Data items
====================
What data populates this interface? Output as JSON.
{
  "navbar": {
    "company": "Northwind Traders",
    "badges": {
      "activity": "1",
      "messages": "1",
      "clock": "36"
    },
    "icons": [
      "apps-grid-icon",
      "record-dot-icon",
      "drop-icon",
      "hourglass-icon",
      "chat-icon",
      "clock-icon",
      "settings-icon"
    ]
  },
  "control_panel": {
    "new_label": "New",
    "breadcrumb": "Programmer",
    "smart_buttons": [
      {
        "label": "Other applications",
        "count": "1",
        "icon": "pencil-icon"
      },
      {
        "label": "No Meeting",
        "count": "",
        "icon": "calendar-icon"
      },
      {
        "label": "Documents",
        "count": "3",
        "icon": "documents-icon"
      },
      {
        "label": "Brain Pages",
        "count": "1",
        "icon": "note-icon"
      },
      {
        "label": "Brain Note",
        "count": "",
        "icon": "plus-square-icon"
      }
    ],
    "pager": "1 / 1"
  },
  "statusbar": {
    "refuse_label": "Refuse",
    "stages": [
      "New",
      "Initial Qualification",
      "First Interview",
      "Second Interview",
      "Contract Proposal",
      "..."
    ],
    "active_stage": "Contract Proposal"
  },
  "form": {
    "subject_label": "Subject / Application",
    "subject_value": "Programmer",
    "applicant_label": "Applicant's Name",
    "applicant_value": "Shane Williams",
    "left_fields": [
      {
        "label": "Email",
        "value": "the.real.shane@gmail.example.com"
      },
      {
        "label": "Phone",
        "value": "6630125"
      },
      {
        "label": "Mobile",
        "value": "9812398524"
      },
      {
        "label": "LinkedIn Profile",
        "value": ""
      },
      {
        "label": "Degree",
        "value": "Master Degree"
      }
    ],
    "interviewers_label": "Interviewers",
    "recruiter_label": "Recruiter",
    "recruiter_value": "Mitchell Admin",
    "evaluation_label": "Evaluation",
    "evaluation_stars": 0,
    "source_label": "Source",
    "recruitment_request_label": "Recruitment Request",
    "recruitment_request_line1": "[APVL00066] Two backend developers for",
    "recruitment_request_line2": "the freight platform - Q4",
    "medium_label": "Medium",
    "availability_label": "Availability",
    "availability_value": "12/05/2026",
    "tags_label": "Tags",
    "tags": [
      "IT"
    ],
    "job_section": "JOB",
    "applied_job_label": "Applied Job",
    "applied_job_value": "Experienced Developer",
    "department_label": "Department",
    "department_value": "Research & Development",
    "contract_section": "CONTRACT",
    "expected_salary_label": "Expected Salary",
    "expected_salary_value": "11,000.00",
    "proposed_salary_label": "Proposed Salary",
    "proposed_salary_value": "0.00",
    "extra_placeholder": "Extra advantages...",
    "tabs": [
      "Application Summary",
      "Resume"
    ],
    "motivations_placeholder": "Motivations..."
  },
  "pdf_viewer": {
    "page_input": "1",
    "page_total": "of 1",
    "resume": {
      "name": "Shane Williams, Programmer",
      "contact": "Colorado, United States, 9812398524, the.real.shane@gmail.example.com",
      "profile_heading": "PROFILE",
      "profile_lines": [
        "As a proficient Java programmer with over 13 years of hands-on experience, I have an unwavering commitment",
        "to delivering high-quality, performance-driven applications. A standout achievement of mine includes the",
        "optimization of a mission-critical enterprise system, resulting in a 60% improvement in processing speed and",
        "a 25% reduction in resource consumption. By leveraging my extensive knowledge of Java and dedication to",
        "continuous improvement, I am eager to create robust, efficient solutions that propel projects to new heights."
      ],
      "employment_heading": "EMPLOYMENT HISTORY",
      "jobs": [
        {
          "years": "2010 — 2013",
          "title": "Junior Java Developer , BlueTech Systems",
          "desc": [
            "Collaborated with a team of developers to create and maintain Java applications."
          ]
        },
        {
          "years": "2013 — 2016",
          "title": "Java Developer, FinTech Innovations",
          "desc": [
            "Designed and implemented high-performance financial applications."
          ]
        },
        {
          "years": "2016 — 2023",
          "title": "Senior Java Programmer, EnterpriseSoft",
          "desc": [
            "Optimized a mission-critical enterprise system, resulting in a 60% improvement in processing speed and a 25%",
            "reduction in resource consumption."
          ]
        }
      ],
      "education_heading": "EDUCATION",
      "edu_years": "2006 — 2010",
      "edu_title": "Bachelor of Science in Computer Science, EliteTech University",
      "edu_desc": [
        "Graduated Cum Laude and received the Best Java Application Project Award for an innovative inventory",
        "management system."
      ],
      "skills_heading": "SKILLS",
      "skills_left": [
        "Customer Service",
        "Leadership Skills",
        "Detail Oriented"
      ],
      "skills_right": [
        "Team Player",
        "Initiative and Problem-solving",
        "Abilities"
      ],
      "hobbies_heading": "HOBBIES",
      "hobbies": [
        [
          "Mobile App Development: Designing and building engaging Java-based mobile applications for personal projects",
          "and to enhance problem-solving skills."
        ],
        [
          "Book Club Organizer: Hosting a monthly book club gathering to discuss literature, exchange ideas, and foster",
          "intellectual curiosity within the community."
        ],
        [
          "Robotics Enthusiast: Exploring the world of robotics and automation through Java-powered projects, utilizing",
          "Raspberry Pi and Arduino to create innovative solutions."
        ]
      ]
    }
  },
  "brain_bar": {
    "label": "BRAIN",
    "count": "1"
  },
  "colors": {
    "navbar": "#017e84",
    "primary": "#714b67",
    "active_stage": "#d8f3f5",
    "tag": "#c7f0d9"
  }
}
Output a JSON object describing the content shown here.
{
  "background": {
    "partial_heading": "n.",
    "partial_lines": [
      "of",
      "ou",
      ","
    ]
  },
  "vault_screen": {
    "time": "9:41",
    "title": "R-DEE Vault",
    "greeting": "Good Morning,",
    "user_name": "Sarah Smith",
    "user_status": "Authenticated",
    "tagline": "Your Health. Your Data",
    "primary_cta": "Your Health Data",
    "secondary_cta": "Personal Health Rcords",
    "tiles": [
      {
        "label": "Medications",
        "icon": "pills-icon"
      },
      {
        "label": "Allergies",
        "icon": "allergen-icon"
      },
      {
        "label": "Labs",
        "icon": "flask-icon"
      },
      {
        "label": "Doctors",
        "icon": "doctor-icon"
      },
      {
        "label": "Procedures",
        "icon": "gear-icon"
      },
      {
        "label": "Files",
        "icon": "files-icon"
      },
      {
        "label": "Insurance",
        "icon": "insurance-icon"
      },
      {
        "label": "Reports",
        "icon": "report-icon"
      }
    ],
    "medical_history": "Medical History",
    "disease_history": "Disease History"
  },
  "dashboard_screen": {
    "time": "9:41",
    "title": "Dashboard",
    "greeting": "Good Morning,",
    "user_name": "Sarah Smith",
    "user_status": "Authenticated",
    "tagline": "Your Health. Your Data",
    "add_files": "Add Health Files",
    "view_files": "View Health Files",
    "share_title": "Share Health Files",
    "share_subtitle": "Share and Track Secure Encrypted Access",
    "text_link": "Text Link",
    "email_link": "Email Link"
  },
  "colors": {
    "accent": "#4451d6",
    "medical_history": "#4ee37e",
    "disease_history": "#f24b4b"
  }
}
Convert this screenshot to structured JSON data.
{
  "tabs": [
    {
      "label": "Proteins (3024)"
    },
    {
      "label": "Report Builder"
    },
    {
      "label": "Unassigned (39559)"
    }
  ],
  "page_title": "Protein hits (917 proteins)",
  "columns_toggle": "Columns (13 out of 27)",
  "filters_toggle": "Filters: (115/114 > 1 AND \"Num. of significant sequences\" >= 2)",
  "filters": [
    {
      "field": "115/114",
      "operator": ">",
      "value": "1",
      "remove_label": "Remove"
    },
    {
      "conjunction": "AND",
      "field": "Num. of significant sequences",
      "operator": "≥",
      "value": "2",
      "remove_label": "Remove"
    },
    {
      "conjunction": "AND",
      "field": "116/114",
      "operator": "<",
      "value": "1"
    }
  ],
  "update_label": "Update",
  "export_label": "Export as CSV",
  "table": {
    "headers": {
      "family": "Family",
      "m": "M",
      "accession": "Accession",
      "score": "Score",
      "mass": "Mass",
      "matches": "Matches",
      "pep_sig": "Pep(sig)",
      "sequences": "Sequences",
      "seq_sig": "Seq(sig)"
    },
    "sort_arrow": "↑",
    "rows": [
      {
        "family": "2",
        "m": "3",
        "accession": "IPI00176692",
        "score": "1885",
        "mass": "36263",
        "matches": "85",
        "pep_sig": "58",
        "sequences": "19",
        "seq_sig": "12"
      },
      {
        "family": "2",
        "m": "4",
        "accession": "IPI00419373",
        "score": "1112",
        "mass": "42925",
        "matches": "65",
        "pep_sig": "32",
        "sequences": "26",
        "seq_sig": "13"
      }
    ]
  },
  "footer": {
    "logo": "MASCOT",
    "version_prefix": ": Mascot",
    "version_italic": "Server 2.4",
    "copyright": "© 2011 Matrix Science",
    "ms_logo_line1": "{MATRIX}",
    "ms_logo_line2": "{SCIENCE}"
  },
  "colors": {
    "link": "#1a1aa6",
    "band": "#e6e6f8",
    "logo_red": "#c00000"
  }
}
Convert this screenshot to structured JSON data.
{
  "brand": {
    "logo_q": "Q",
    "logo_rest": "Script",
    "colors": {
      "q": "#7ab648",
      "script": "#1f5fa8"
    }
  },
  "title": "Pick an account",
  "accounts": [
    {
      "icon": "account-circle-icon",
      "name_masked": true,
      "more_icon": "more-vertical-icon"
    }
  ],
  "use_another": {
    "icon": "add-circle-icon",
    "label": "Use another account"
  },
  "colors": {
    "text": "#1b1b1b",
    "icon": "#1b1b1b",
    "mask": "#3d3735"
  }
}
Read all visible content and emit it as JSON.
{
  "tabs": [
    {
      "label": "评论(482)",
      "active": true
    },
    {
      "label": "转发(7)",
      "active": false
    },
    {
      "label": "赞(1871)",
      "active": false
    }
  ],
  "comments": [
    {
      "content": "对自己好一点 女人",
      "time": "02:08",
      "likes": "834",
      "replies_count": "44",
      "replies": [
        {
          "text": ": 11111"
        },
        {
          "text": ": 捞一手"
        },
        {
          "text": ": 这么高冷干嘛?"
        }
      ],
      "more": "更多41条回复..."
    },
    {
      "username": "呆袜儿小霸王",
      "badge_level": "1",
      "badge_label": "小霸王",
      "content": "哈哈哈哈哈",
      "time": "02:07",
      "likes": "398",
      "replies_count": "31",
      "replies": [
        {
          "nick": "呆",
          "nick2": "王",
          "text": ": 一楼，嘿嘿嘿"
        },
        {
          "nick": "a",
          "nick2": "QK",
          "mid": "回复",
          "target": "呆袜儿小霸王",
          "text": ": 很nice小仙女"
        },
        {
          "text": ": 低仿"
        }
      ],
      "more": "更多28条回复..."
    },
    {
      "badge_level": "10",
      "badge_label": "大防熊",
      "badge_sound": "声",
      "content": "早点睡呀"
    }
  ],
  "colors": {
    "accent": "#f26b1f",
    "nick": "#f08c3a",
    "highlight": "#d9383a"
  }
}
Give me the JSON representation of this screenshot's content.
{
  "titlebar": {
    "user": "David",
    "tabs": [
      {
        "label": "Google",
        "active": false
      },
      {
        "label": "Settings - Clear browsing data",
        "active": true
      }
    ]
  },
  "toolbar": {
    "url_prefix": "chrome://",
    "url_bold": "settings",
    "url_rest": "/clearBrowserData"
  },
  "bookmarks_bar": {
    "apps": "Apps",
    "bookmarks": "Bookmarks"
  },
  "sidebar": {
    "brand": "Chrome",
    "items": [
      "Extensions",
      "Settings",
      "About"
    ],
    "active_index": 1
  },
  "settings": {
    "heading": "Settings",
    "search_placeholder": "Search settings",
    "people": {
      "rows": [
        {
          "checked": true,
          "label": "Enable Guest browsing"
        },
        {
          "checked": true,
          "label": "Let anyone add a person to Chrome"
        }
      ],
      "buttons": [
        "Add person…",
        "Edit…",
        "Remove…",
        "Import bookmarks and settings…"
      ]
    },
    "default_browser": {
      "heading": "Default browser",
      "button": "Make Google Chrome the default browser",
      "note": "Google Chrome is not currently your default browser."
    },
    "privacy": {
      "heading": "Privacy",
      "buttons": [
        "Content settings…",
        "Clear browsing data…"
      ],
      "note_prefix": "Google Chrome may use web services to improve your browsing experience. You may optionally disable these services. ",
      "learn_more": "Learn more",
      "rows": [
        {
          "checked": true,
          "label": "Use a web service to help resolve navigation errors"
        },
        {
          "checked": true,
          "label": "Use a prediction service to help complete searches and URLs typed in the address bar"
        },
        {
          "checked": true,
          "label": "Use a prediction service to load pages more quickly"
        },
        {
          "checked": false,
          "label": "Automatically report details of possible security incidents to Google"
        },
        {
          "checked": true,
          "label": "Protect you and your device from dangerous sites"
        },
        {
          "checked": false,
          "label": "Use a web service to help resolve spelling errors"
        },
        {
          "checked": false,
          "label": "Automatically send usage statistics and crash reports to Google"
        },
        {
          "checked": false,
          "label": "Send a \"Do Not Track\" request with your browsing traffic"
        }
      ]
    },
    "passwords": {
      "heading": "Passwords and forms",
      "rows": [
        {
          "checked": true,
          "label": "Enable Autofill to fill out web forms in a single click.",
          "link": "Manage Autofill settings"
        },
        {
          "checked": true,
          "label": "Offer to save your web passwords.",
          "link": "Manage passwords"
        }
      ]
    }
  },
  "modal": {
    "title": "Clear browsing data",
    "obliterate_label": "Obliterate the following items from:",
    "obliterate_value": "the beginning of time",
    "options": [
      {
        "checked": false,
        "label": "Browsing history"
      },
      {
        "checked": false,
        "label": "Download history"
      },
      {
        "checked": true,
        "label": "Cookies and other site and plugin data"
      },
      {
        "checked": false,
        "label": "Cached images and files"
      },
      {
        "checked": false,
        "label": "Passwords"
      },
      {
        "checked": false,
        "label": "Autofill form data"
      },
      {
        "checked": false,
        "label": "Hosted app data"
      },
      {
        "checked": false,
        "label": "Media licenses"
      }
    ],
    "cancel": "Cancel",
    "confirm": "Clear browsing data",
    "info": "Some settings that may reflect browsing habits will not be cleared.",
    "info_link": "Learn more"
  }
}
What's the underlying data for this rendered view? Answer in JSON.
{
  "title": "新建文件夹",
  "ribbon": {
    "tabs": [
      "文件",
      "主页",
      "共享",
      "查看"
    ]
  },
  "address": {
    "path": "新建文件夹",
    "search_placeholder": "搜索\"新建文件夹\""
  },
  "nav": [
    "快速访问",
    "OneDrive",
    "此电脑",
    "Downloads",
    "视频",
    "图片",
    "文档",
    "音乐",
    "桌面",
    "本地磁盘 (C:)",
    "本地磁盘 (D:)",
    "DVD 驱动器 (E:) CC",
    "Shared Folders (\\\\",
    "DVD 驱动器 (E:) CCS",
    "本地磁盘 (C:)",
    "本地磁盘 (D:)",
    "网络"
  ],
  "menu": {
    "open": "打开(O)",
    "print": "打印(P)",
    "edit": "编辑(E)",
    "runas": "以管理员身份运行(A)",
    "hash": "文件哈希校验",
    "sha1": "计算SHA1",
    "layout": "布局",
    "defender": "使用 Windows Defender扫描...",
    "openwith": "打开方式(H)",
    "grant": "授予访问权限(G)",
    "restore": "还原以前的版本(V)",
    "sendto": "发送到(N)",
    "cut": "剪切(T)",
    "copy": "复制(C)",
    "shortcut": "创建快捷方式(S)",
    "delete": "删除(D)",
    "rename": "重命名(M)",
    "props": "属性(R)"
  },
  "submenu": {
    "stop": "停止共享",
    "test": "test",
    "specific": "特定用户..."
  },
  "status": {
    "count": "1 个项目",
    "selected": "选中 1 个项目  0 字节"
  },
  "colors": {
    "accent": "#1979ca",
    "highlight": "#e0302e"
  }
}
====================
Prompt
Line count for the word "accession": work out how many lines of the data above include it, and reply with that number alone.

Task output
3